    For example, ‘If you book the holiday now, we can get you the best rooms in the hotel.’

6.2 Look for buying signals from the customer.

For example:

  • ‘When would you be able to deliver?’
  • ‘What other colours do you have?’
  • ‘That would be really useful.’

Once you have spotted a buying signal, be ready to close the deal.

6.3 Take responsibility for closing the sale. Be positive and upbeat.

The simplest way may be just to ask, ‘Can take your order now?’

  • Take your cue from the customer.

    For example, if he or she asks about the price of a product, say ‘So is that the product you would like to buy?’

  • Propose alternatives. This makes it more difficult for the customer to say no. Ask, ‘Would you prefer it in green or blue?’
  • When only one objection remains, make closing the sale conditional upon removing this obstacle.

    For example, ‘If I can guarantee to bring the delivery date forward to meet your schedule, will you place the order now?’

Once you have asked for the sale, stop talking. Your silence encourages the customer to think things through and reach a decision.

6.4 Agree actions and confirm these in writing, including timescales.

  • Confirm that you have understood correctly what the customer wants.

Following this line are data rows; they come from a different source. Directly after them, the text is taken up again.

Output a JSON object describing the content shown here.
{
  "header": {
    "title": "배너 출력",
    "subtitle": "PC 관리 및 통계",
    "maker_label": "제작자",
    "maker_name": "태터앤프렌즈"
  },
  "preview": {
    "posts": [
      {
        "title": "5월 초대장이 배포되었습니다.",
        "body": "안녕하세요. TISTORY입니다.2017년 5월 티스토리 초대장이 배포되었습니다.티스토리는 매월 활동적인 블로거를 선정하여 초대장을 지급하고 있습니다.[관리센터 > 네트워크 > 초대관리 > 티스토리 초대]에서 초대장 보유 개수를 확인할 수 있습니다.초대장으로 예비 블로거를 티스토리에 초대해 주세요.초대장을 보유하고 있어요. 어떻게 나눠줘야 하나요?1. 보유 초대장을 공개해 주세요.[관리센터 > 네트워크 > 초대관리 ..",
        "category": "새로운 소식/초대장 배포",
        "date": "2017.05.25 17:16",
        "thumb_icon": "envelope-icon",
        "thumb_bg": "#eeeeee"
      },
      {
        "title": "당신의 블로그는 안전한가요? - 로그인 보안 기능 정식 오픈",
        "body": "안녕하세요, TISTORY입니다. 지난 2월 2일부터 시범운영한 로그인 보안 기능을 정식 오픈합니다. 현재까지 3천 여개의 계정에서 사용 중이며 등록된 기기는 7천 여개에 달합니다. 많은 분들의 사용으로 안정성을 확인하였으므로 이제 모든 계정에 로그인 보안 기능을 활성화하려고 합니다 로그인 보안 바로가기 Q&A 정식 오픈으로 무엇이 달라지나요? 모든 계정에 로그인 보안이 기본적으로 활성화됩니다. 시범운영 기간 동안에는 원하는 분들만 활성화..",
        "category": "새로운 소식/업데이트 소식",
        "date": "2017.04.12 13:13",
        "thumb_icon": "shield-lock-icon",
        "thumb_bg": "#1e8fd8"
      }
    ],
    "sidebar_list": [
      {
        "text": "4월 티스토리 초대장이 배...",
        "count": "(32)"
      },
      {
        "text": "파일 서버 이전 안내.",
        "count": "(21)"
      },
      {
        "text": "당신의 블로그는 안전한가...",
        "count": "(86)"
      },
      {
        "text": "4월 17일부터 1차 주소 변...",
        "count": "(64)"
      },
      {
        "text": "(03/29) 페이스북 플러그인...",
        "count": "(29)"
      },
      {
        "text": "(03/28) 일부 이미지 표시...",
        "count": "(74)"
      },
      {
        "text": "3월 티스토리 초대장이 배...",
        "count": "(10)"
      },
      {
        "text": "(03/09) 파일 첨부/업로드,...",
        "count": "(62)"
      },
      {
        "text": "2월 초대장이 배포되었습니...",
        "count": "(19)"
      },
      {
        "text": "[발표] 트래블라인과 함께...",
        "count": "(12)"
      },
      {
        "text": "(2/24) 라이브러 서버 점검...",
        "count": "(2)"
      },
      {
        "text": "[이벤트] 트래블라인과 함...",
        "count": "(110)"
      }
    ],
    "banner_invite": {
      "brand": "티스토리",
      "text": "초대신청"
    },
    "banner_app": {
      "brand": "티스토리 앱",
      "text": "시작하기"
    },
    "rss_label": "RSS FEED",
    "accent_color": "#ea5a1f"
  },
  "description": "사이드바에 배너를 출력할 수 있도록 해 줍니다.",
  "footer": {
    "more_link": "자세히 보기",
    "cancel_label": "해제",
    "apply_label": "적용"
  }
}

Give your customers good after-sales service, so that they will want to buy from you again.

7 Face-to-face

7.1 Prepare for face-to-face meetings.

  • If appropriate, send a proposed agenda and ask if there is anything in particular the customer would like you to cover.
  • Always confirm the time and venue in writing.

    Do not ring on the day to confirm the meeting is taking place. Given the option, customers often cancel.

  • Make sure you arrive in good time.

7.2 Use effective presentation techniques.

  • Find out about your audience.

    For example, if you are presenting the benefits of your contact management software to a sales team, you don’t need to focus on how easy it is to install.

  • Structure the presentation carefully.

    In your introduction, tell the audience what the key points of the presentation will be. Deal with these in the main part of the presentation. Then, at the end, summarise again the points you have covered.

  • Keep your audience involved.

    Never read from a script. Use appropriate visual aids. If your audience seem bored or distracted, invite questions to get their interest back.

7.3 A face-to-face meeting is your best opportunity to build a lasting rapport with the customer.

  • Be interested. Encourage customers to talk and ask questions about things that concern them.
  • Show interest in the customer as a person. Remember personal information about family and out-of-office interests.
  • Adapt to the character of the customer.
  • Make your style positive and confident, and discuss your product or service with enthusiasm.
  • Close the deal.

8 Legal obligations

Businesses in all sectors are banned from using unfair commercial practices to market and sell to consumers. There are also additional protections for consumers who make purchases from a trader who is making a visit to their home or place of work. Firms are also banned from advertising in a way that misleads other traders.

8.1 Consumer Protection from Unfair Trading Regulations.

  • Commercial practices are deemed unfair if they mislead (by action or omission) or are aggressive (by intimidating or exploiting consumers).

  • The regulations have banned 31 aggressive and misleading sales practices including: falsely stating that a product will be available for a very limited time only; exaggerating personal security risks in order to sell safety products; and refusing to leave a customer’s house until they sign a contract.

  • For a full list of the 31 banned practices, download a free guide.
  • Businesses that fail to comply with the regulations risk substantial fines.Serious or repeated breaches could result in criminal prosecution.

8.2 Business Protection from Misleading Marketing Regulations.

  • It is an offence for businesses to advertise in a way that: compares products or materials that are not designed for the same purpose; confuses traders as to the advertiser and the competitor; or presents imitations of products bearing a trade mark.